[EXERCISE MATERIAL]

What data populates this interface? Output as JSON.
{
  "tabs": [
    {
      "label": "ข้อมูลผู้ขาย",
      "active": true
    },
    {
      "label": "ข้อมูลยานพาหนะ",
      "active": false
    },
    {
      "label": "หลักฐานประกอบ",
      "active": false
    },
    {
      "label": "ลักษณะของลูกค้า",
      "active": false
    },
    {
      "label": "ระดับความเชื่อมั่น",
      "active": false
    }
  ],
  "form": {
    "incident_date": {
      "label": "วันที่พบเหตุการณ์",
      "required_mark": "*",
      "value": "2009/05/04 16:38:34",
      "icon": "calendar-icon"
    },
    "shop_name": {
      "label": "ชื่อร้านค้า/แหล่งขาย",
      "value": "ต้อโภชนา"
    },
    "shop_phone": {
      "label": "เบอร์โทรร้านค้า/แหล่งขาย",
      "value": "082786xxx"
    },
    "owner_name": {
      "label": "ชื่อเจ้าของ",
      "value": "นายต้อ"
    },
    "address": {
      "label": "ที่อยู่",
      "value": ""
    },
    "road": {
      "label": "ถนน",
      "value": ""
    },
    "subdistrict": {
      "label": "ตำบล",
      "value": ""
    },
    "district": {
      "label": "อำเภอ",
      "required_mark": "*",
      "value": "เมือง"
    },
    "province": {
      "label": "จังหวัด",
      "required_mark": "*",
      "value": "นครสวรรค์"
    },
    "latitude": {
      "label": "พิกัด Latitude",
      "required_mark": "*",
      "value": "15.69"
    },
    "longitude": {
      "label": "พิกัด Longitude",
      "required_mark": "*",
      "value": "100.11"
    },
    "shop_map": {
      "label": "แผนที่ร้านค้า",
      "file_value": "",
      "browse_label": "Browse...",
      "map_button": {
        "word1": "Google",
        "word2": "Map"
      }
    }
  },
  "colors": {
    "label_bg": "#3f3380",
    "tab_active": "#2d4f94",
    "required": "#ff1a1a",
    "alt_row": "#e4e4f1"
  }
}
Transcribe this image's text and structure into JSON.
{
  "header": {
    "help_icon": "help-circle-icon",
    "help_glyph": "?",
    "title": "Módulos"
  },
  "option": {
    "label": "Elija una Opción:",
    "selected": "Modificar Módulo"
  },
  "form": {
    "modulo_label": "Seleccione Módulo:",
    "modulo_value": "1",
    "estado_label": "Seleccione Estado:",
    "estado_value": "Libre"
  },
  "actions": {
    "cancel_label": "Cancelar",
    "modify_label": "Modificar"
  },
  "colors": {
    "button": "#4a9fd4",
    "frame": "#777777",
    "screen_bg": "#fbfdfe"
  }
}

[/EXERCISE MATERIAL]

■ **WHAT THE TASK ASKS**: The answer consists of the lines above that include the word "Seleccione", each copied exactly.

■ **OUTPUT FOR THIS TASK**:
    "modulo_label": "Seleccione Módulo:",
    "estado_label": "Seleccione Estado:",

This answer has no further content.